Don’t be caught unprepared when the unexpected happens. And, it will happen. If you think you are exempt from disaster brought on by unforeseen circumstances, believe me you are not. It happens to just about everyone in the restaurant business in one form or another.
The first time I faced financial disaster from an outside source, not my own doing, was when the pipes in one of my
The only thing that felt colder than my water soaked feet were my tear stained cheeks when it hit me that I didn’t have business interruption insurance and that due to my financial situation I may have also missed a payment or two on the insurance policy. Whoops.
Don’t think for a moment that something like this couldn’t happen to you. And, don’t think that once it happens you will have time to deal with it. Prepare for the worst, now.
Just last week a teenage driver failed to stop at a stop sign while driving a borrowed car and blasted through the front window of
When the driver charged through the front window of the deli, displacing delights of various assortments in sections nobody would have thought they would appear, he managed to destroy a community gem, at least for the present time. The building may have been structural compromised and the hard work of Bernstein and staff, wiped out in seconds. Worse, the corporate offices, perched above the store are probably non accessible for any great length of time until repairs are completed.
None of us like to stare disaster in the face and few of us enjoy planning for the disaster before it happens, yet planning, even for creative types could alleviate a lot of grief in the big picture.
Bernstein should be commended.
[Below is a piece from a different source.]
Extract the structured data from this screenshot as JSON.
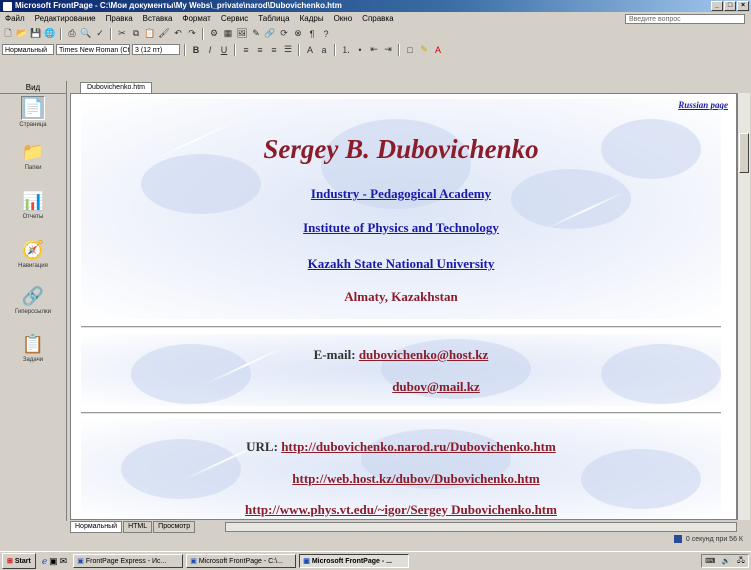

While one of her gems, The Fig Pantry, stands in shambles, she had the compassion and management foresight to place her employees at her other restaurants. This works out perfectly for the dedicated employees and also allows her to save the talent she spent the precious hours and dollars in training. In that respect she is fortunate because her company is large enough to absorb the talent. Yet, think about what could happen if you only had one property. You would be starting over from the ruins of disaster, and that takes a tremendous amount of planning, financial where with all and strength.
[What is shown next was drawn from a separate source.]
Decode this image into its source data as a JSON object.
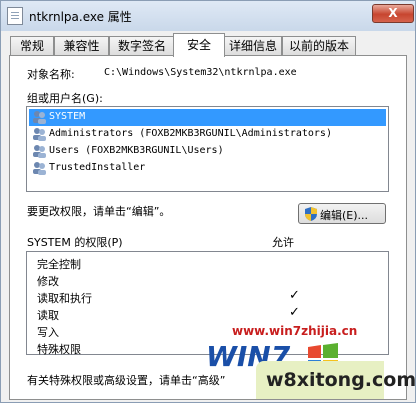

It may be difficult to understand or realize, but you must have a plan in place when tragedy or disaster strikes. And, I don’t mean a plan only dealing with the mishap, but a plan on what to do with your staff, your loss of business, and the cash flow that you will never be able to recoup. Any accident will cost you money. But if you have a plan in place, the right insurance, and are prepared, the loss won’t hurt as much as you would imagine.